Have you been to New York City lately? Reclaiming the nation’s tallest-building title for New York from Chicago, One World Trade Center now towers over the waterfall-bordered reflecting pools of the National September 11 Memorial. Wall Street is un-Occupied and stumbling back. The subway is seawater-free. On Jan. 1, Mayor Mike will step aside for Brother Bill, leaving New York the healthiest it’s been in. . . well, probably ever. Throngs are hiking the High Line, zipping around on blue Citibikes, and “smoking” personal vaporizers in pedestrian zones. But part of what makes New York New York—The Big Difficult, The City Where No One Can Sleep, The Urban Jugular—is that it remakes itself right before your eyes. One of the changes in recent years has been the flourishing of boutique hotels, stylish and personalized pied-a-terres. Here is a small sampling: Hotel Americano (518 West 27th Street, between Tenth and Eleventh Avenues) opened in 2011 in the thick of Chelsea’s art galleries. the feel throughout is minimalist Euro-Latino: lots of glass, with expensive fabrics in white, black, and gray framed in steel and natural wood. The 56 rooms are designated “Uptown” or “Downtown” for their views. Although studio means tiny in New York, the hotel’s seven studios, one per floor, are the largest, most desirable rooms. All share the “urban ryokan” concept, with platform beds and decorative touches, inspired by those in traditional Japanese inns. The restaurant, the Americano, adjoins the lobby and opens onto a small patio. There is also a club-like basement bar. But the knockout is the rooftop grill: Piscine in summer (when the swimming pool is open) and Artico the rest of the year, when the pool is covered and hidden by long gray couches. Across town, in what is now branded Flatiron or NoMad (for North of Madison Square), the 72-room Hotel Giraffe (365 Park Avenue South, at 26th Street) has a more casual, family-friendly elegance. As the hotel’s Jayla Langtry points out, “Boutique means different things to different people.” Most of the rooms are suites, perfect for families with children (or grandchildren) or friends traveling together. Many have “Juliet balconies,” which add to the sense of spaciousness. Guests come and go in the lobby, where a generous continental breakfast, espresso drinks and cookies all day, and evening wine and cheese are complimentary. Bread & Tulips, in a rustic basement space complete with imported pizza oven, offers hotel guests a 20-percent discount. There is also a seasonal rooftop garden and bar. Hotel Giraffe is one of four hotels in the Library Collection, named for the book-themed Library Hotel near Grand Central. All four appear in TripAdvisor’s ranking of the city’s top ten. The Jade Hotel (52 West 13th St., between Fifth and Sixth Avenues), at the northern edge of Greenwich Village, makes a strong first impression. Just inside, one looks down a strikingly designed staircase that steeply descends to a sort of drawing room with marble mantelpiece and Oriental carpet. But the walls hold contemporary art, the speakers stream modern rock, and the molded ceiling panels are painted bright gold. The rooms—there are 113—continue this High Retro décor. Big patterns and bold colors surround a witty mix of furnishings from different eras (a black, rotary-dial telephone, for example). Back in the lobby, a narrow brick tunnel leads to the bar and farm-to-table restaurant, Grape & Vine, which hosts a wine hour from 4 p.m. to 6 p.m. on weekdays. The newest of the three, the Jade Hotel, opened earlier this year on a block-long showcase of New York reinvention. Next door, in the last remaining townhouse, is the Off-Off-Broadway Thirteenth Street Repertory Company, founded in 1972, where an adaptation of Dickens’s “Christmas Carol” is playing Dec. 14 through 29. Across the street is a New School building (Parsons School of Design is down the block), Silk Day Spa, Tenri Cultural Institute, and a Biscuits & Bath Doggy Gym. [gallery ids="101548,149594,149598" nav="thumbs"]

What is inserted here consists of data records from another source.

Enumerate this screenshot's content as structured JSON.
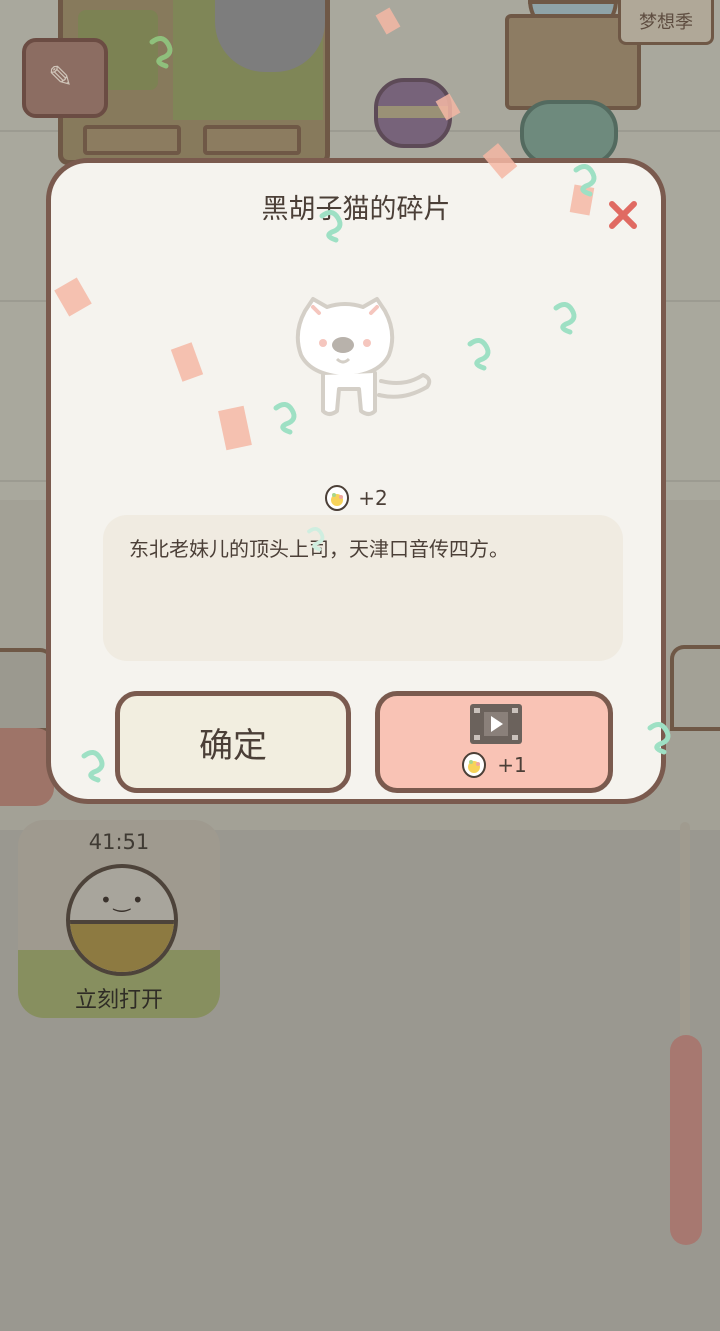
{
  "background": {
    "season_tag": "梦想季",
    "egg_card": {
      "timer": "41:51",
      "open_label": "立刻打开"
    }
  },
  "modal": {
    "title": "黑胡子猫的碎片",
    "reward_text": "+2",
    "description": "东北老妹儿的顶头上司，天津口音传四方。",
    "confirm_label": "确定",
    "video_reward_text": "+1"
  },
  "colors": {
    "modal_border": "#7a5a4e",
    "confirm_bg": "#f2eee0",
    "video_bg": "#f9c3b5",
    "close_icon": "#e06a62"
  }
}
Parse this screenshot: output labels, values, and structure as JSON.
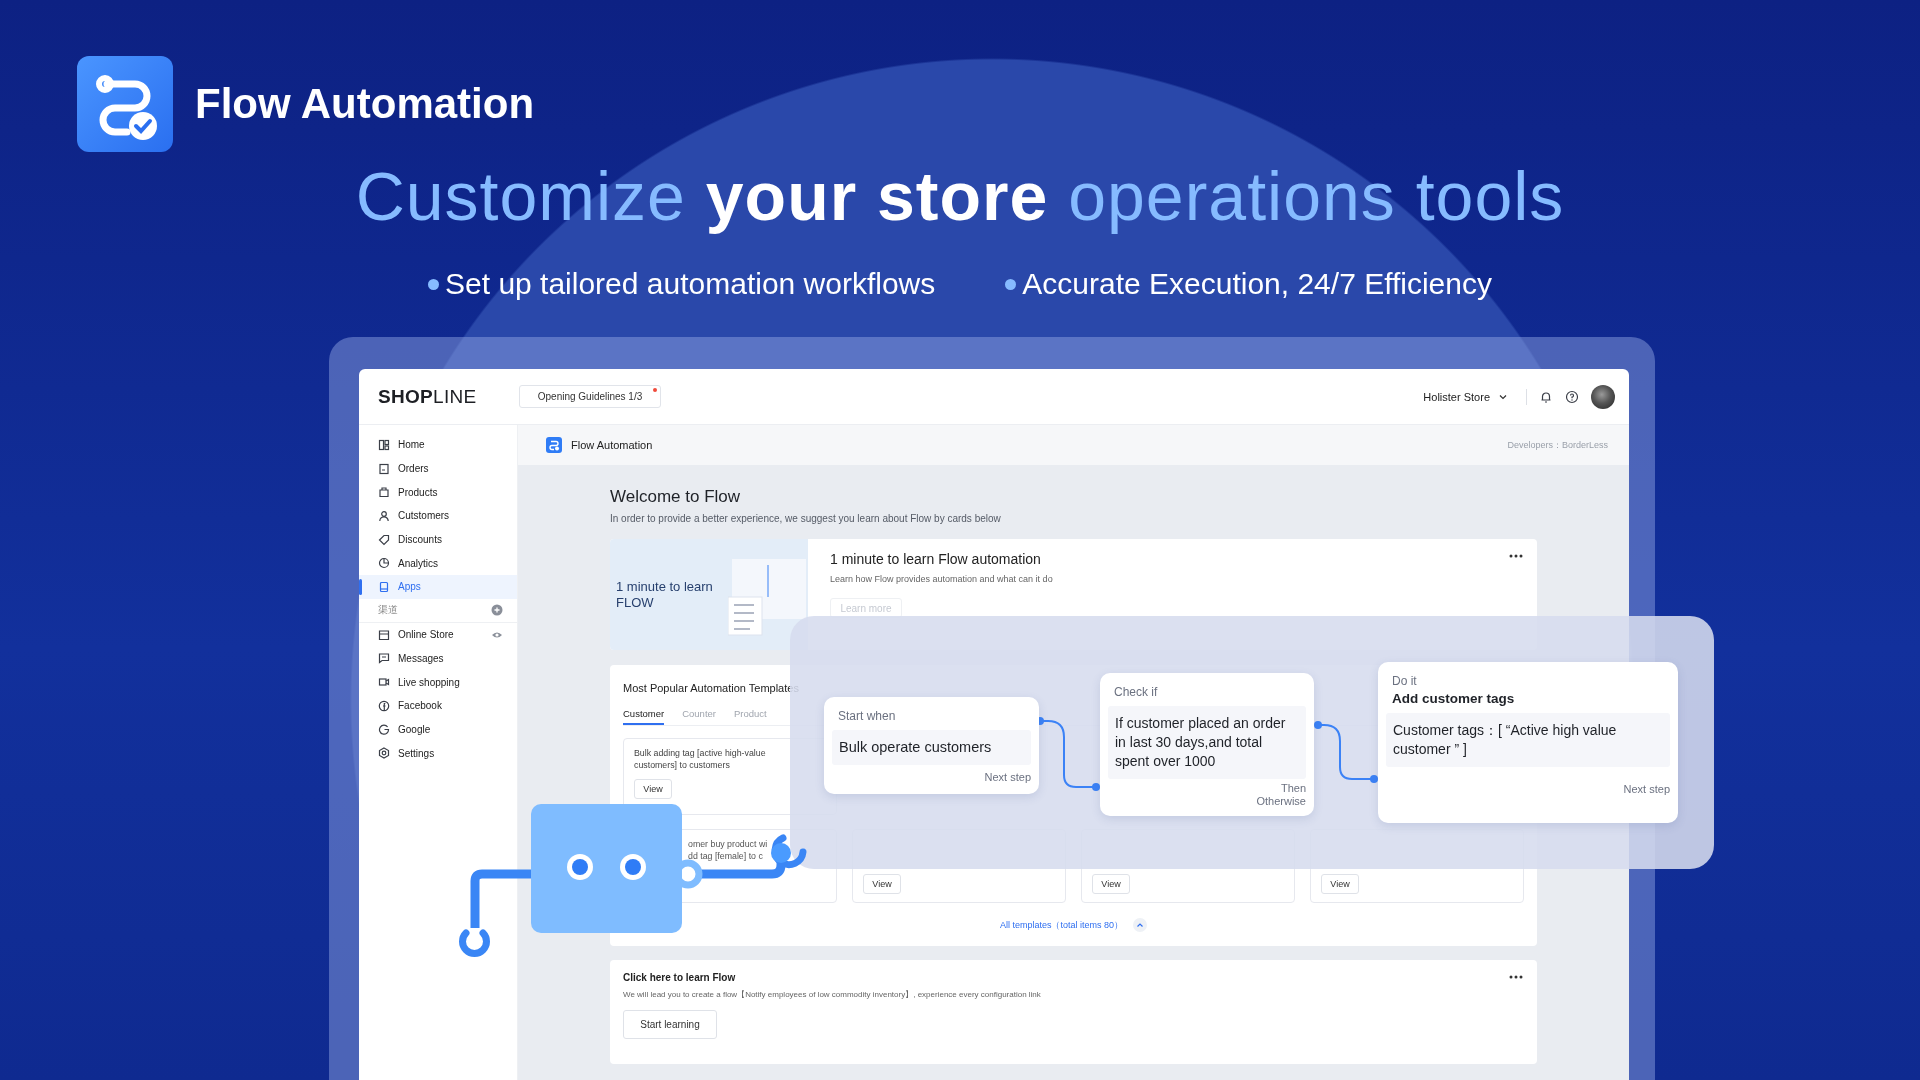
{
  "brand": {
    "name": "Flow Automation"
  },
  "headline": [
    {
      "text": "Customize",
      "highlight": true
    },
    {
      "text": "your store",
      "highlight": false
    },
    {
      "text": "operations tools",
      "highlight": true
    }
  ],
  "bullets": [
    "Set up tailored automation workflows",
    "Accurate Execution, 24/7 Efficiency"
  ],
  "app": {
    "logo": "**SHOP**LINE",
    "guide_button": {
      "label": "Opening Guidelines 1/3",
      "unread": true
    },
    "store": "Holister Store",
    "sidebar": {
      "items": [
        {
          "label": "Home",
          "selected": false
        },
        {
          "label": "Orders",
          "selected": false
        },
        {
          "label": "Products",
          "selected": false
        },
        {
          "label": "Cutstomers",
          "selected": false
        },
        {
          "label": "Discounts",
          "selected": false
        },
        {
          "label": "Analytics",
          "selected": false
        },
        {
          "label": "Apps",
          "selected": true
        }
      ],
      "section": "渠道",
      "channels": [
        {
          "label": "Online Store",
          "selected": false
        },
        {
          "label": "Messages",
          "selected": false
        },
        {
          "label": "Live shopping",
          "selected": false
        },
        {
          "label": "Facebook",
          "selected": false
        },
        {
          "label": "Google",
          "selected": false
        },
        {
          "label": "Settings",
          "selected": false
        }
      ]
    },
    "page_header": {
      "title": "Flow Automation",
      "developer": "Developers：BorderLess"
    },
    "welcome": {
      "title": "Welcome to Flow",
      "subtitle": "In order to provide a better experience, we suggest you learn about Flow by cards below"
    },
    "intro_card": {
      "image_caption": [
        "1 minute to learn",
        "FLOW"
      ],
      "title": "1 minute to learn Flow automation",
      "description": "Learn how Flow provides automation and what can it do",
      "button": "Learn more"
    },
    "templates": {
      "title": "Most Popular Automation Templates",
      "tabs": [
        {
          "label": "Customer",
          "selected": true
        },
        {
          "label": "Counter",
          "selected": false
        },
        {
          "label": "Product",
          "selected": false
        }
      ],
      "rows": [
        [
          {
            "lines": [
              "Bulk adding tag [active high-value",
              "customers] to customers"
            ],
            "button": "View"
          }
        ],
        [
          {
            "lines": [
              "omer buy product wi",
              "dd tag [female] to c"
            ]
          },
          {
            "button": "View"
          },
          {
            "button": "View"
          },
          {
            "button": "View"
          }
        ]
      ],
      "footer": "All templates（total items 80）"
    },
    "learn_card": {
      "title": "Click here to learn Flow",
      "description": "We will lead you to create a flow【Notify employees of low commodity inventory】, experience every configuration link",
      "button": "Start learning"
    }
  },
  "flow": {
    "steps": [
      {
        "kind": "trigger",
        "label": "Start when",
        "body": "Bulk operate customers",
        "footer": [
          "Next step"
        ]
      },
      {
        "kind": "condition",
        "label": "Check if",
        "body": "If customer placed an order in last 30 days,and total spent over 1000",
        "footer": [
          "Then",
          "Otherwise"
        ]
      },
      {
        "kind": "action",
        "label": "Do it",
        "title": "Add customer tags",
        "body": "Customer tags：[ “Active high value customer ” ]",
        "footer": [
          "Next step"
        ]
      }
    ]
  }
}
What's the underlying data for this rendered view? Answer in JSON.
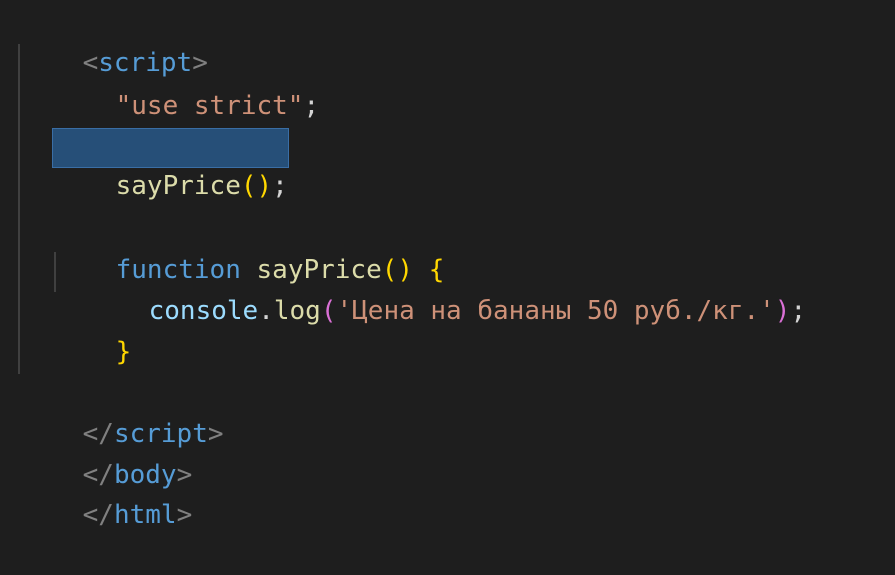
{
  "colors": {
    "background": "#1e1e1e",
    "tag_bracket": "#808080",
    "tag_name": "#569cd6",
    "keyword": "#569cd6",
    "function_name": "#dcdcaa",
    "string": "#ce9178",
    "variable": "#9cdcfe",
    "bracket": "#ffd700",
    "bracket_inner": "#da70d6",
    "punctuation": "#d4d4d4",
    "selection": "#264f78"
  },
  "code": {
    "line1": {
      "open": "<",
      "tag": "script",
      "close": ">"
    },
    "line2": {
      "directive": "\"use strict\"",
      "semicolon": ";"
    },
    "line3": {
      "call": "sayPrice",
      "open_paren": "(",
      "close_paren": ")",
      "semicolon": ";"
    },
    "line4": {
      "keyword": "function",
      "space": " ",
      "name": "sayPrice",
      "parens": "()",
      "space2": " ",
      "brace": "{"
    },
    "line5": {
      "object": "console",
      "dot": ".",
      "method": "log",
      "open_paren": "(",
      "string": "'Цена на бананы 50 руб./кг.'",
      "close_paren": ")",
      "semicolon": ";"
    },
    "line6": {
      "brace": "}"
    },
    "line7": {
      "open": "</",
      "tag": "script",
      "close": ">"
    },
    "line8": {
      "open": "</",
      "tag": "body",
      "close": ">"
    },
    "line9": {
      "open": "</",
      "tag": "html",
      "close": ">"
    }
  }
}
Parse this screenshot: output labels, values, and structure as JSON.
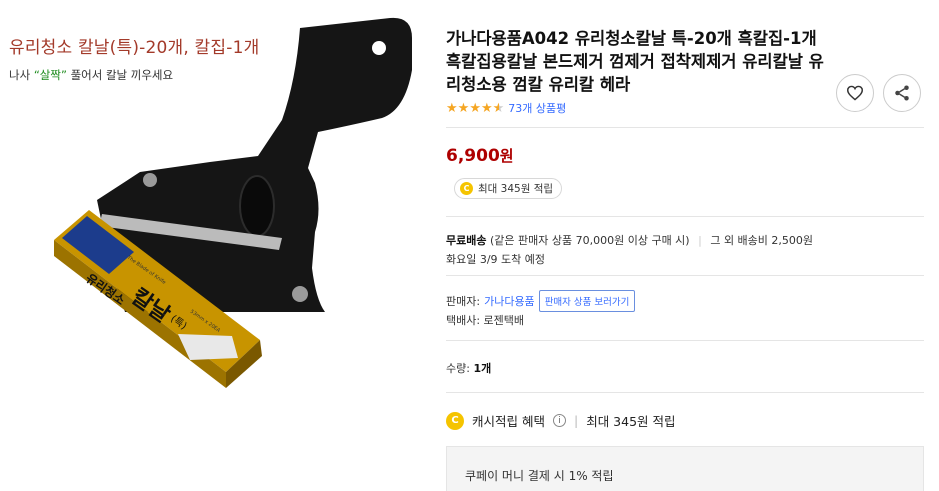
{
  "image": {
    "title": "유리청소 칼날(특)-20개, 칼집-1개",
    "sub_prefix": "나사",
    "sub_highlight": "“살짝”",
    "sub_suffix": "풀어서 칼날 끼우세요",
    "box_brand": "유리청소",
    "box_product": "칼날",
    "box_tag": "(특)",
    "box_en": "The Blade of Knife",
    "box_size": "53mm x 20EA"
  },
  "product": {
    "title": "가나다용품A042 유리청소칼날 특-20개 흑칼집-1개 흑칼집용칼날 본드제거 껌제거 접착제제거 유리칼날 유리청소용 껌칼 유리칼 헤라",
    "rating": 4.5,
    "review_count": "73개 상품평",
    "price": "6,900",
    "price_unit": "원",
    "cash_pill": "최대 345원 적립"
  },
  "shipping": {
    "free_label": "무료배송",
    "condition": "(같은 판매자 상품 70,000원 이상 구매 시)",
    "other": "그 외 배송비 2,500원",
    "arrival": "화요일 3/9 도착 예정"
  },
  "seller": {
    "label": "판매자:",
    "name": "가나다용품",
    "button": "판매자 상품 보러가기",
    "courier": "택배사: 로젠택배"
  },
  "quantity": {
    "label": "수량:",
    "value": "1개"
  },
  "cash": {
    "label": "캐시적립 혜택",
    "info_icon": "i",
    "max": "최대 345원 적립"
  },
  "coupay": {
    "text": "쿠페이 머니 결제 시 1% 적립"
  },
  "colors": {
    "price": "#ae0000",
    "link": "#346aff",
    "star": "#f5a623",
    "coin": "#f5c400"
  }
}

Airbnb, the online home-sharing concept launched in 2008 in San Francisco, has become an almost billion-dollar-a-year global industry. Over the Fourth of July weekend...